Data about app and page elements:
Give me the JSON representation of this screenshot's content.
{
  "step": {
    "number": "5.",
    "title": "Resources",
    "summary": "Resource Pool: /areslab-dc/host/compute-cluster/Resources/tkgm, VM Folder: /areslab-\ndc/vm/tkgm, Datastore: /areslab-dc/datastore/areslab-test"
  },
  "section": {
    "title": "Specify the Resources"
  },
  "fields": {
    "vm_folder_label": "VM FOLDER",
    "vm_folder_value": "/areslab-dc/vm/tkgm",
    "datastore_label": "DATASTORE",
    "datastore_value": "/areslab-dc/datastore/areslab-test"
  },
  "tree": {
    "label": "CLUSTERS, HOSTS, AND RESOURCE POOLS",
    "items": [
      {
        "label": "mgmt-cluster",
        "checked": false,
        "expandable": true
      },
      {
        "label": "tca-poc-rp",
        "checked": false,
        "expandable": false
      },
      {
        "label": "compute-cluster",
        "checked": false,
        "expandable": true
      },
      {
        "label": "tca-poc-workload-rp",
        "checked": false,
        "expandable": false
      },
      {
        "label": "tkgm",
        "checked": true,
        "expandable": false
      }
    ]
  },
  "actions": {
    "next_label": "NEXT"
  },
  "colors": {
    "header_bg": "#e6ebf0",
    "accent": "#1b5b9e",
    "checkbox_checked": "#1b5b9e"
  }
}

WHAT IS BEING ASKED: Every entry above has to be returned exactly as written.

RESPONSE AREA:
Give me the JSON representation of this screenshot's content.
{
  "step": {
    "number": "5.",
    "title": "Resources",
    "summary": "Resource Pool: /areslab-dc/host/compute-cluster/Resources/tkgm, VM Folder: /areslab-\ndc/vm/tkgm, Datastore: /areslab-dc/datastore/areslab-test"
  },
  "section": {
    "title": "Specify the Resources"
  },
  "fields": {
    "vm_folder_label": "VM FOLDER",
    "vm_folder_value": "/areslab-dc/vm/tkgm",
    "datastore_label": "DATASTORE",
    "datastore_value": "/areslab-dc/datastore/areslab-test"
  },
  "tree": {
    "label": "CLUSTERS, HOSTS, AND RESOURCE POOLS",
    "items": [
      {
        "label": "mgmt-cluster",
        "checked": false,
        "expandable": true
      },
      {
        "label": "tca-poc-rp",
        "checked": false,
        "expandable": false
      },
      {
        "label": "compute-cluster",
        "checked": false,
        "expandable": true
      },
      {
        "label": "tca-poc-workload-rp",
        "checked": false,
        "expandable": false
      },
      {
        "label": "tkgm",
        "checked": true,
        "expandable": false
      }
    ]
  },
  "actions": {
    "next_label": "NEXT"
  },
  "colors": {
    "header_bg": "#e6ebf0",
    "accent": "#1b5b9e",
    "checkbox_checked": "#1b5b9e"
  }
}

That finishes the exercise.